Women have learned to talk comfortably about sex and politics. Money is the final frontier. No longer is money a dirty five-letter word. With more women leaning in and rising up in leadership positions, it is time to crack the code on our relationship with money. At FW: Chicago, we have decided that 2016 is The Year of Financial Empowerment. Each issue of this year will include valuable information that we need to know in order to own our Money Power. We must become informed partners in our own financial life. One of the key ways that the investment industry keeps customers on the outside and not part of the “in crowd” is through the use of complex jargon. Let’s start by demystifying some of the most common terms.
A resource that has economic value ($). A home, 401k, investments, etc. are all assets. Jimmy Choos are NOT an asset.
A debt instrument, in which an investor loans money to a corporation or government. They borrow the money for a defined period of time at a rate of interest. Forget James Bond, these are bonds to watch.

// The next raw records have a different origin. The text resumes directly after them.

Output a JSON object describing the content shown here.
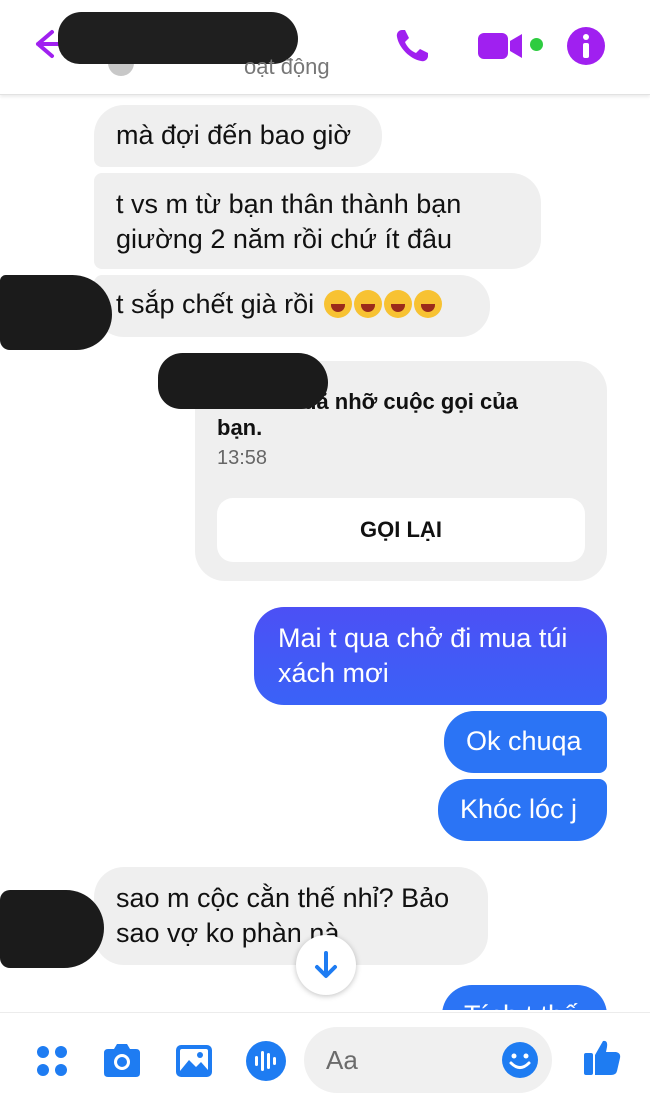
{
  "header": {
    "status": "oạt động",
    "icons": [
      "back-arrow-icon",
      "phone-icon",
      "video-camera-icon",
      "info-icon"
    ],
    "accent_color": "#a020f0"
  },
  "messages": [
    {
      "side": "in",
      "text": "mà đợi đến bao giờ"
    },
    {
      "side": "in",
      "text": "t vs m từ bạn thân thành bạn giường 2 năm rồi chứ ít đâu"
    },
    {
      "side": "in",
      "text": "t sắp chết già rồi",
      "emoji": [
        "crying-face-icon",
        "crying-face-icon",
        "crying-face-icon",
        "crying-face-icon"
      ]
    },
    {
      "side": "out",
      "text": "Mai t qua chở đi mua túi xách mơi"
    },
    {
      "side": "out",
      "text": "Ok chuqa"
    },
    {
      "side": "out",
      "text": "Khóc lóc j"
    },
    {
      "side": "in",
      "text": "sao m cộc cằn thế nhỉ? Bảo sao vợ ko phàn nà"
    },
    {
      "side": "out",
      "text": "Tính t thế"
    }
  ],
  "call_card": {
    "title": "đã nhỡ cuộc gọi của",
    "title_cont": "bạn.",
    "time": "13:58",
    "button": "GỌI LẠI"
  },
  "composer": {
    "placeholder": "Aa",
    "icons": [
      "apps-grid-icon",
      "camera-icon",
      "image-icon",
      "microphone-icon",
      "emoji-icon",
      "thumbs-up-icon"
    ]
  },
  "colors": {
    "outgoing_top": "#4c50f5",
    "outgoing_bottom": "#2b74f5",
    "incoming": "#efefef",
    "icon_blue": "#1e7cf2"
  }
}
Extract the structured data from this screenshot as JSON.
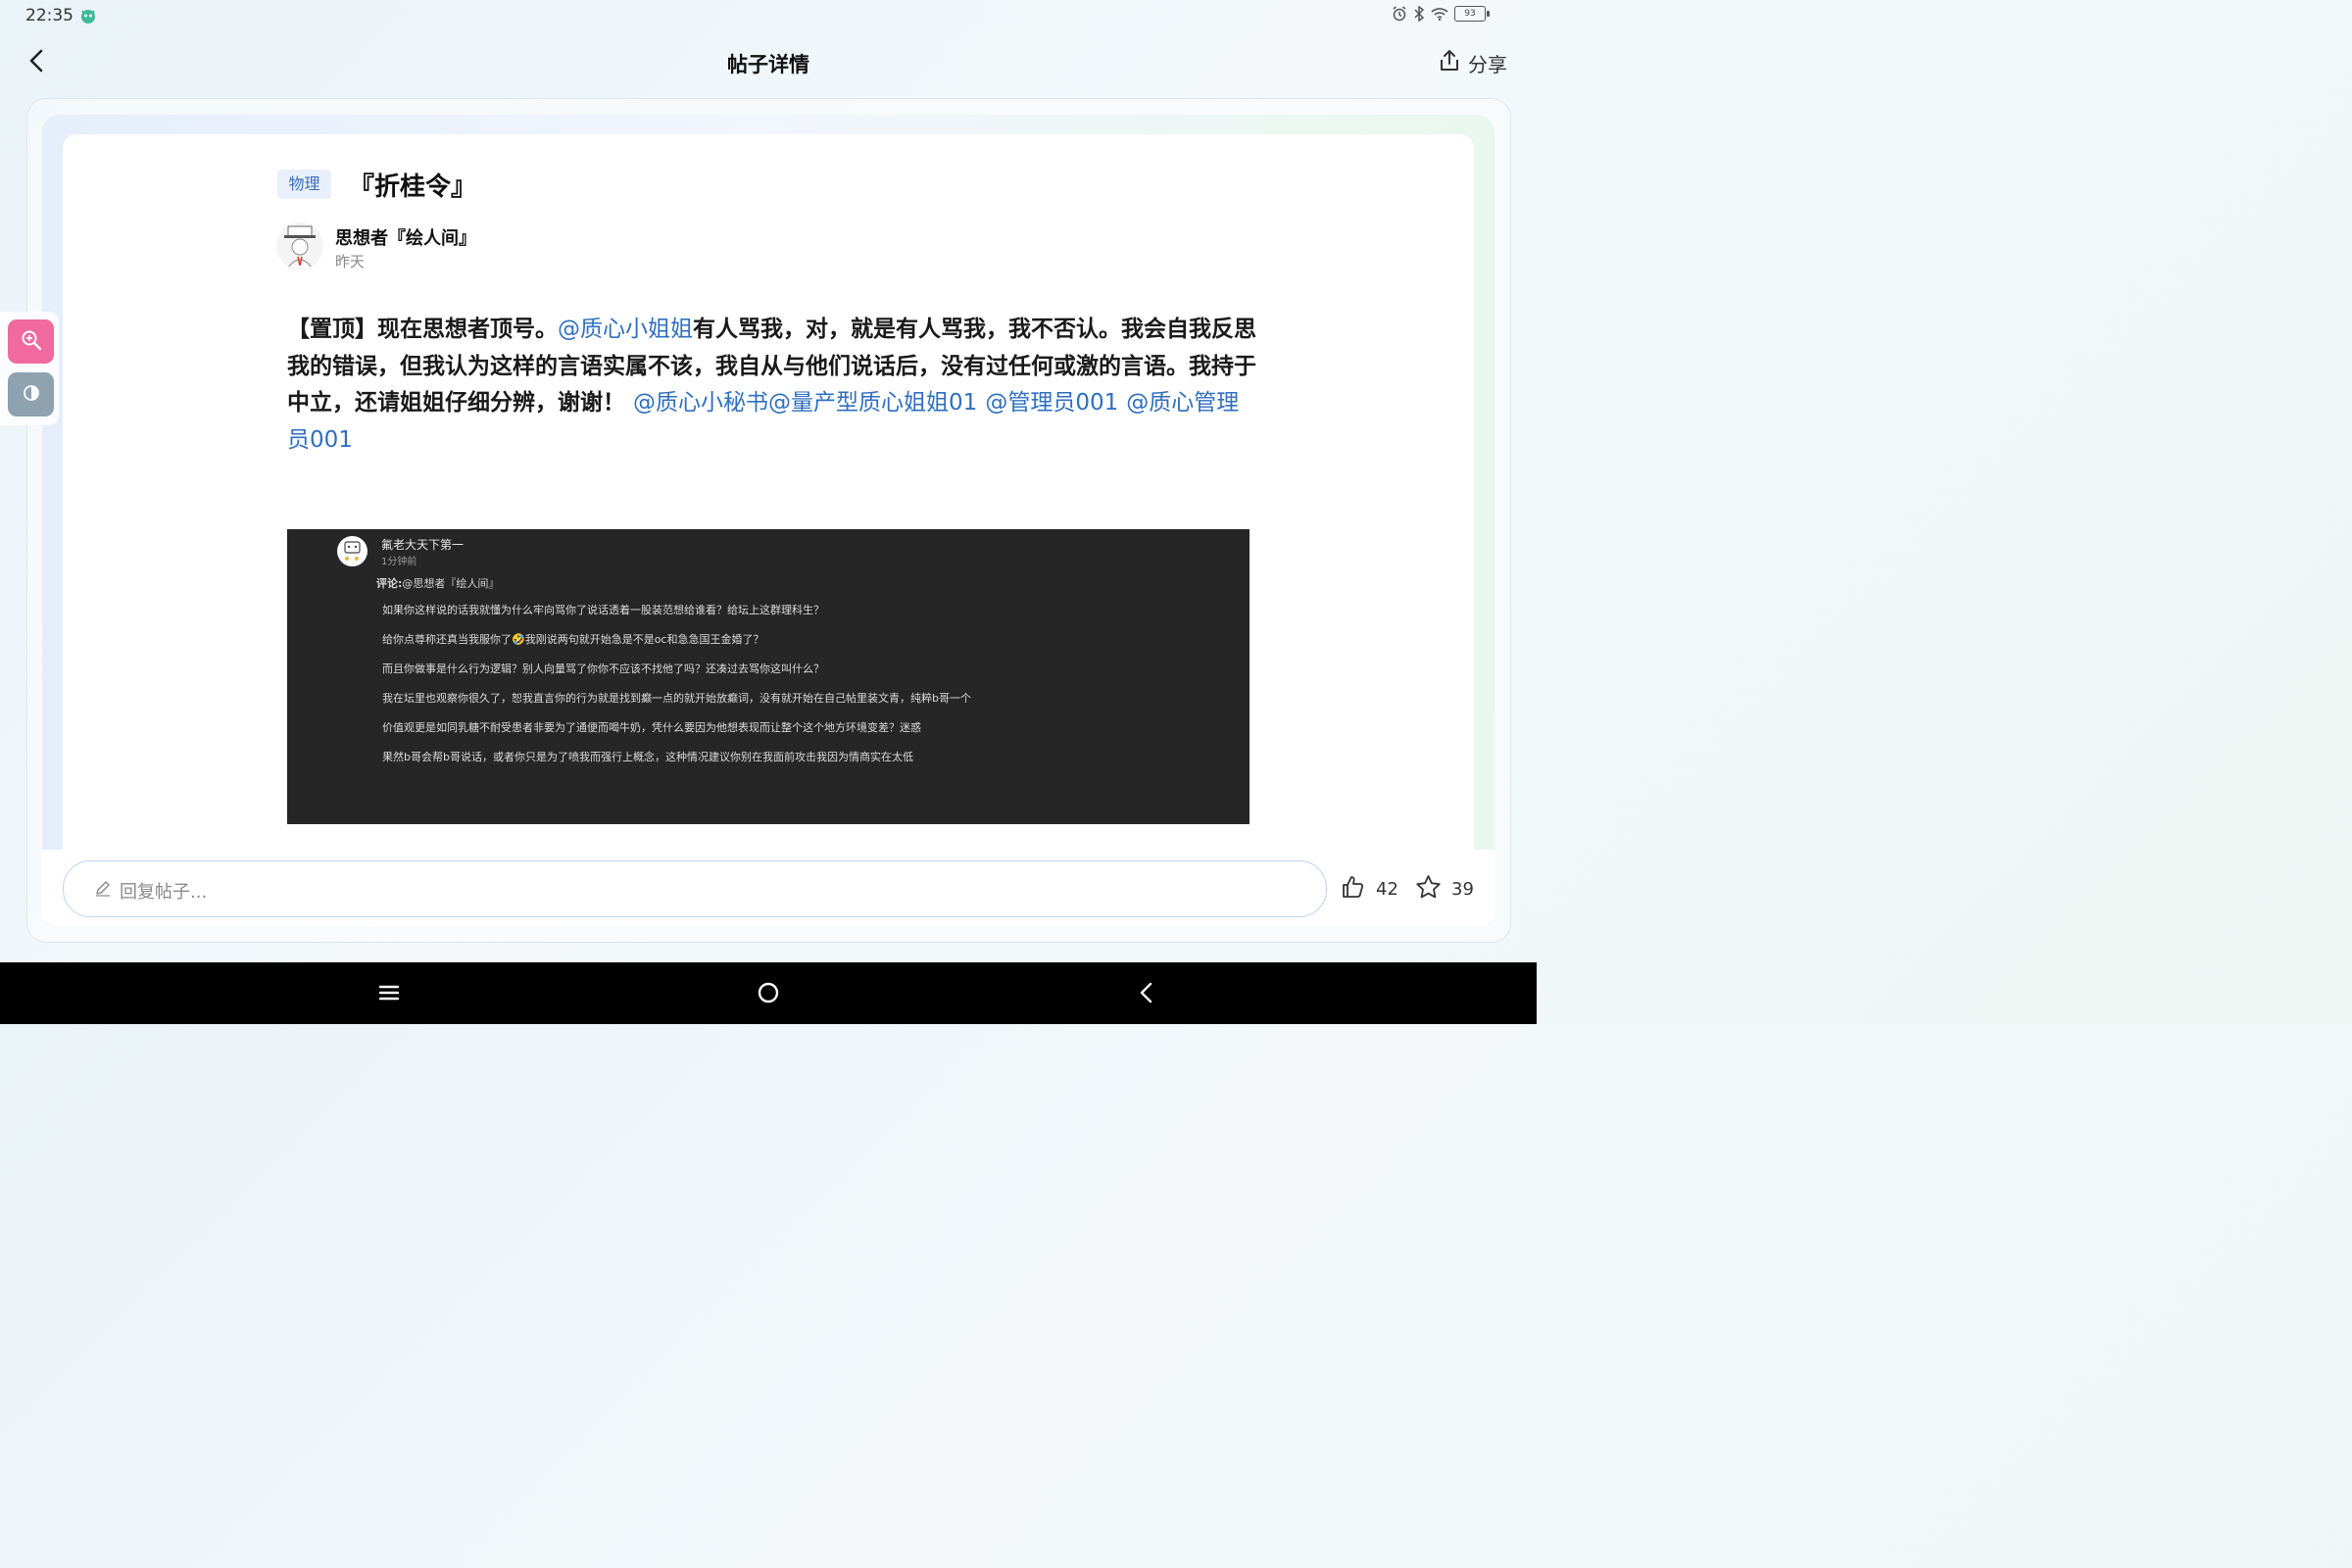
{
  "status_bar": {
    "time": "22:35",
    "battery": "93",
    "icons": [
      "alarm-icon",
      "bluetooth-icon",
      "wifi-icon",
      "battery-icon"
    ]
  },
  "header": {
    "title": "帖子详情",
    "share_label": "分享"
  },
  "post": {
    "tag": "物理",
    "title": "『折桂令』",
    "author": "思想者『绘人间』",
    "time": "昨天",
    "body": {
      "seg1": "【置顶】现在思想者顶号。",
      "mention1": "@质心小姐姐",
      "seg2": "有人骂我，对，就是有人骂我，我不否认。我会自我反思我的错误，但我认为这样的言语实属不该，我自从与他们说话后，没有过任何或激的言语。我持于中立，还请姐姐仔细分辨，谢谢！",
      "mention2": "@质心小秘书",
      "mention3": "@量产型质心姐姐01",
      "mention4": "@管理员001",
      "mention5": "@质心管理员001"
    }
  },
  "screenshot": {
    "name": "氟老大天下第一",
    "time": "1分钟前",
    "reply_label": "评论:",
    "reply_to": "@思想者『绘人间』",
    "lines": [
      "如果你这样说的话我就懂为什么牢向骂你了说话透着一股装范想给谁看？给坛上这群理科生？",
      "给你点尊称还真当我服你了🤣我刚说两句就开始急是不是oc和急急国王金婚了？",
      "而且你做事是什么行为逻辑？别人向量骂了你你不应该不找他了吗？还凑过去骂你这叫什么？",
      "我在坛里也观察你很久了，恕我直言你的行为就是找到癫一点的就开始放癫词，没有就开始在自己帖里装文青，纯粹b哥一个",
      "价值观更是如同乳糖不耐受患者非要为了通便而喝牛奶，凭什么要因为他想表现而让整个这个地方环境变差？迷惑",
      "果然b哥会帮b哥说话，或者你只是为了喷我而强行上概念，这种情况建议你别在我面前攻击我因为情商实在太低"
    ]
  },
  "reply_bar": {
    "placeholder": "回复帖子...",
    "likes": "42",
    "favorites": "39"
  },
  "colors": {
    "accent_blue": "#2f6fc0",
    "tag_bg": "#e9f0fb",
    "zoom_pink": "#f06aa0",
    "contrast_gray": "#8ea2b0"
  }
}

You can think of compound interest as interest on interest. Example: You loan $100 at 10% interest. By the first year-end, you would have $110; second year $121, etc. Compounded interest is a woman’s best friend, because it is your money looking out for you even when you can’t.
The payment of a portion of the profits of a company to its shareholders. Dividends are your money makers. Smart women don’t give dividends away—they reinvest them!

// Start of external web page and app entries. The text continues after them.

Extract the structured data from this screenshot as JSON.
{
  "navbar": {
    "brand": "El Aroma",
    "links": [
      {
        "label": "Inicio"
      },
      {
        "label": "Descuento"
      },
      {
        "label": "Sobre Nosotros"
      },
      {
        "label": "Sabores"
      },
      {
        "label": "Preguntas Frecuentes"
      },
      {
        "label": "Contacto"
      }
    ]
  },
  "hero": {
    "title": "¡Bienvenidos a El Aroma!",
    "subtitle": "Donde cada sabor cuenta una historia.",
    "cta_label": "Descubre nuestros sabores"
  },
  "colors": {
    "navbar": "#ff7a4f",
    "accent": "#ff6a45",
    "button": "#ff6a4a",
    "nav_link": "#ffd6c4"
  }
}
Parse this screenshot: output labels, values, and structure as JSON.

An ETF (Exchange Traded Fund) is a marketable security (something that trades on an exchange) that follows an index, a commodity, bonds, or a basket of assets like an index fund. ETFs are easier to buy and sell and have lower fees.

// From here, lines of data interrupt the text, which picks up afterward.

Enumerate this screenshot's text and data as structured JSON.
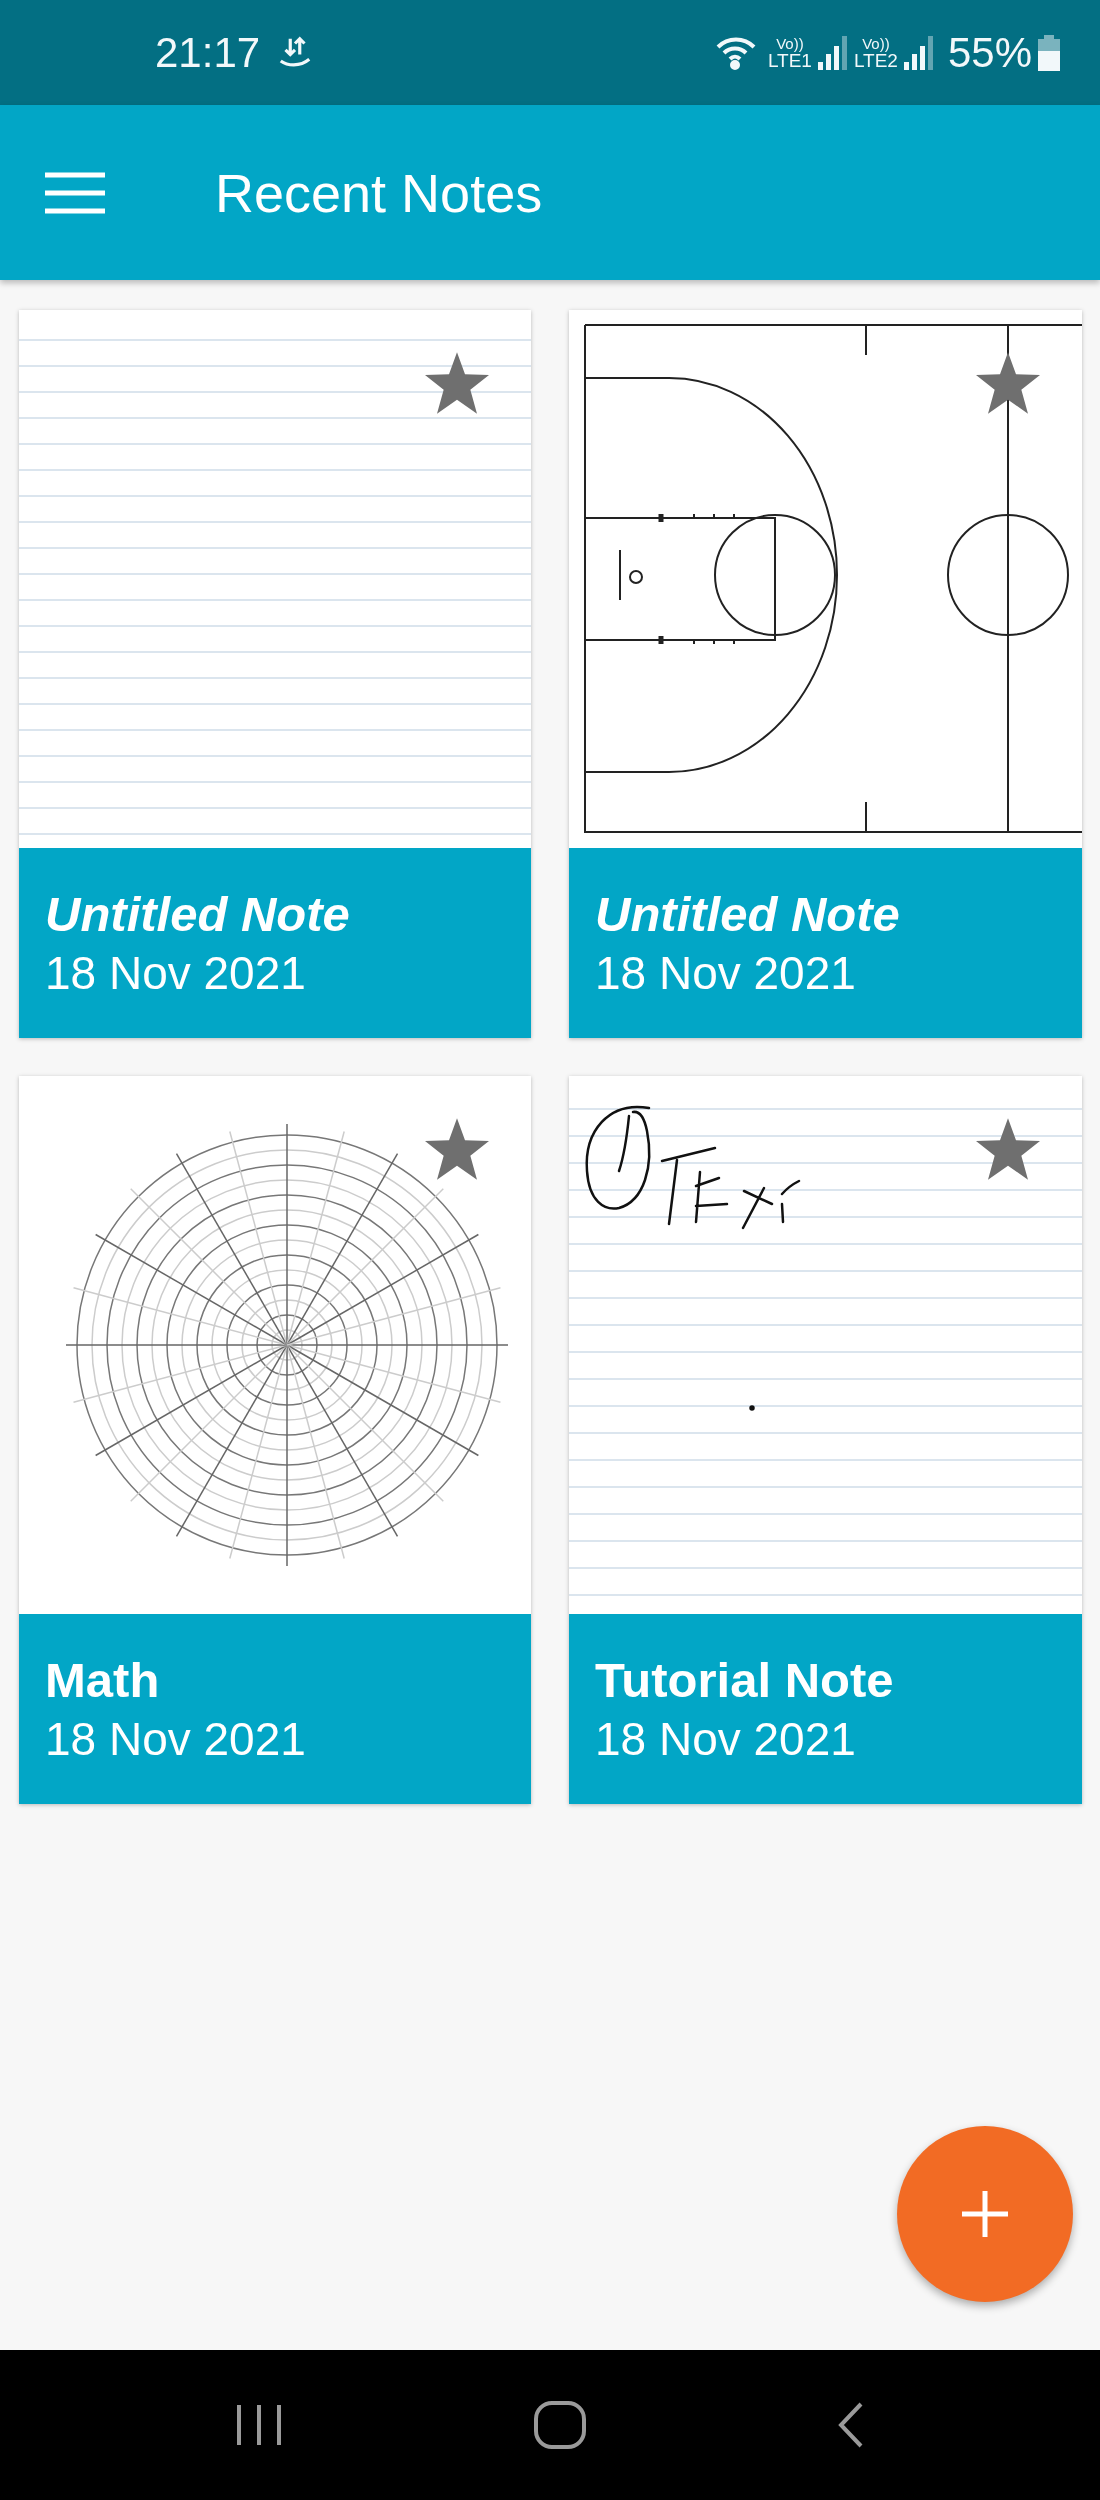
{
  "status_bar": {
    "time": "21:17",
    "sim_1": {
      "volte": "Vo))",
      "network": "LTE1"
    },
    "sim_2": {
      "volte": "Vo))",
      "network": "LTE2"
    },
    "battery": "55%"
  },
  "app_bar": {
    "title": "Recent Notes"
  },
  "notes": [
    {
      "title": "Untitled Note",
      "untitled": true,
      "date": "18 Nov 2021",
      "kind": "lined"
    },
    {
      "title": "Untitled Note",
      "untitled": true,
      "date": "18 Nov 2021",
      "kind": "court"
    },
    {
      "title": "Math",
      "untitled": false,
      "date": "18 Nov 2021",
      "kind": "polar"
    },
    {
      "title": "Tutorial Note",
      "untitled": false,
      "date": "18 Nov 2021",
      "kind": "handwritten"
    }
  ]
}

Treasury bills mature in less than 12 months. No-Coupon, they are issued at less than face value. Investor receives the difference between what they paid and the face value. Example: You buy a 12-month TB for $95. At maturity you receive $100. You earned 5%. Treasury notes mature in 1–10 years. Coupon rate (interest) is set by the marketplace at the time of issue. They are issued mostly at par value and mature at par value. Coupon the bond interest rate fixed at issuance. Example $1,000 Treasury Note with a coupon of 5% pays $25 twice a year. Upon maturity you receive $1,000 back.
The charge (cost) for the privilege of borrowing money. Your GOAL is to earn interest not pay it out.
A qualified plan established by employers to which eligible employees may make salary deduction contributions on a pretax basis. Employers offering a 401(k) Plan may make matching contributions to the plan on behalf of eligible employees. Earnings are not taxed until the money is withdrawn. Always contribute to a plan an employer matches. It’s like getting a raise!
Any money or service that is currently owed to another party. Forms of liability, for example, are student debt, rent, and car leases.
Debt obligations issued by cities and towns that use the loans to fund public projects such as the construction of schools, hospitals, and highways. No income taxes on the interest you earn.
A contract that grants its owner the right, to make a transaction in an underlying commodity or security, at a certain price, within a set time in the future. All women want “options” in their life.
Price Earnings Ratio
(P/E) is the best known investment valuation indicator. A high P/E ratio means investors are paying more for today’s earnings in anticipation of future earnings growth. Facebook’s P/E is 100, Apple’s P/E is 12.94. Smart women want value for their money.
S & P 500
An index of 500 stocks chosen for market size, ease in buying or selling and industry grouping. The S&P is not a stock. The S&P 500 is designed to be a leading indicator of U.S. equities. It is a broader measure of the market than the Dow Jones Industrial Average.
Income earned on an investment. This refers to the interest or dividends received from a security and is usually expressed annually as a percentage based on the cost of the investment. Savvy women like low-risk and high-yield investments.
Financial terminology can be a barrier if we let it. It is time to take these terms and make them our own.
Carolyn Leonard and Monika Black are the co-founder and strategy analyst, respectively, of DyMynd, a company that helps financial institutions build meaningful relationships with their female clients. Learn more about DyMynd at dymynd.com.